Niigata, Japan - Biomarkers are important determinants of appropriate and effective therapeutic approaches for various diseases including cancer. There is ample evidence pointing toward the significance of immune check point inhibitors (ICI) against cancer, and they showed promising clinical benefits to a specific group of patients with colorectal cancer (CRC). Several reports demonstrated the efficacy of biomarkers such as programmed death-1 protein ligand (PD-L1), density of tumor-infiltrating lymphocytes (TILs), and tumor mutational burden (TMB), to determine the patient responsiveness for the efficient use of ICIs as therapeutics against cancer.
A high level of TMB (TMB-H), which reflects elevated total number of non-synonymous somatic mutations per coding area of a tumor genome and normally derived from gene panel testing, is recognized as a promising biomarker for the ICI therapies of various solid cancers. However, in clinical practice, it is not feasible to perform gene panel testing for all cancer patients.
Dr. Yoshifumi Shimada and coworkers from the Division of Digestive and General Surgery, Graduate School of Medical and Dental Sciences, Niigata University, regarded TMB-H from a specific CRC patient subgroup, as a more robust marker for predicting the efficacy of ICIs, and developed a convolutional neural network (CNN) - based algorithm to predict TMB-H CRC directly from the histopathological characteristics, in particular, the TIL, obtained from the hematoxylin and eosin (H&E) stained slides. A representative microscopic image of the H&E stained tumor mutational burden-high colorectal cancer tumor is shown in the accompanying figure, demonstrating the presence of tumor-infiltrating lymphocytes in significantly elevated level compared to normal surrounding tissue.
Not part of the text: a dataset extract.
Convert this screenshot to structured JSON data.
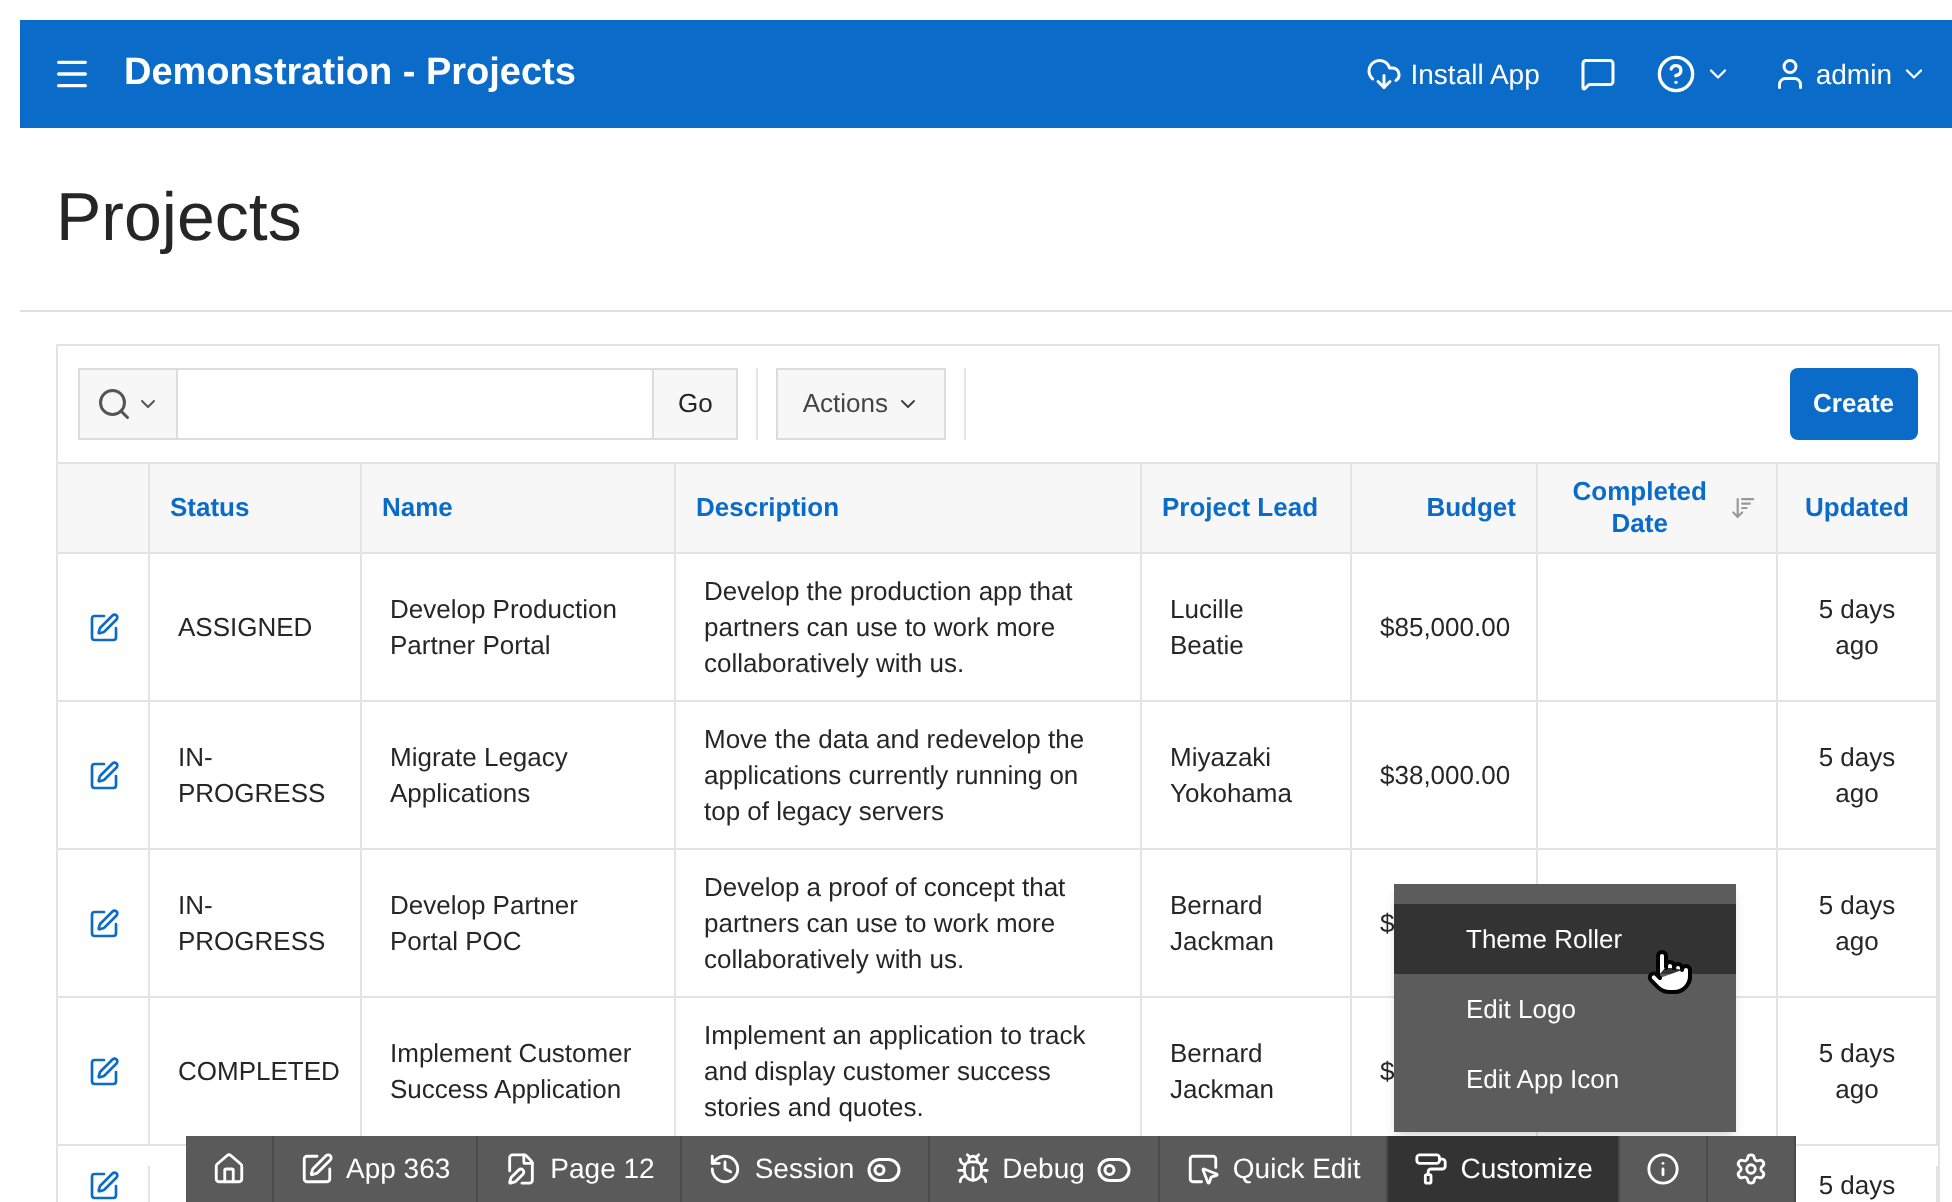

Digital information from such this neoplastic and also non-neoplastic images obtained from JP-CRC-cohort is transformed and normalized for building a predictive Convoluted Neural Network model employing Inception V3 learning model, by Dr. Shimada group. The CNN-based model developed by Dr. Shimada and coworkers has the potential to not only reduce the burden of proper diagnosis on pathologists but also provide the necessary information on the patients' responsiveness to the ICI based therapeutics, without the use of expensive, time consuming and not easily available gene panel testing. This study by Dr. Shimada and coworkers is published in a recent issue of Journal of Gastroenterology (2021; vol. 56: pp. 547-559; https://doi.org/10.1007/s00535-021-01789-w).
In addition, the studies of Dr. Shimada group also provided means to predict TMB-H CRC only by using the TIL information from the H&E slides from the patients' tumor tissues. However, considering that the patients in the studied cohort were not treated with any ICIs, no conclusions could be drawn regarding their ICI responsiveness following the TMB-H diagnosis and it was suggested that future clinical trials need to be conducted to address whether TIL alone can be useful as a predictive biomarker for the efficacy of ICIs. Dr. Shimada says about the present study: "We have developed artificial intelligence to predict genetic alterations in colorectal cancer by deep learning using hematoxylin and eosin slides. This artificial intelligence is important in solving the cost problems associated with genetic analysis and facilitating personalized medicine in colorectal cancer."
Overall, the studies by Dr. Shimada and associates provide a cost and time effective and reliable method to inform the clinicians if the CRC patient they are managing can benefit from Immune Checkpoint Inhibitor (including inhibitors of the PD-1 protein and its ligand, PD-L1) therapy, without implicating the use of gene panel.
Journal of Gastroenterology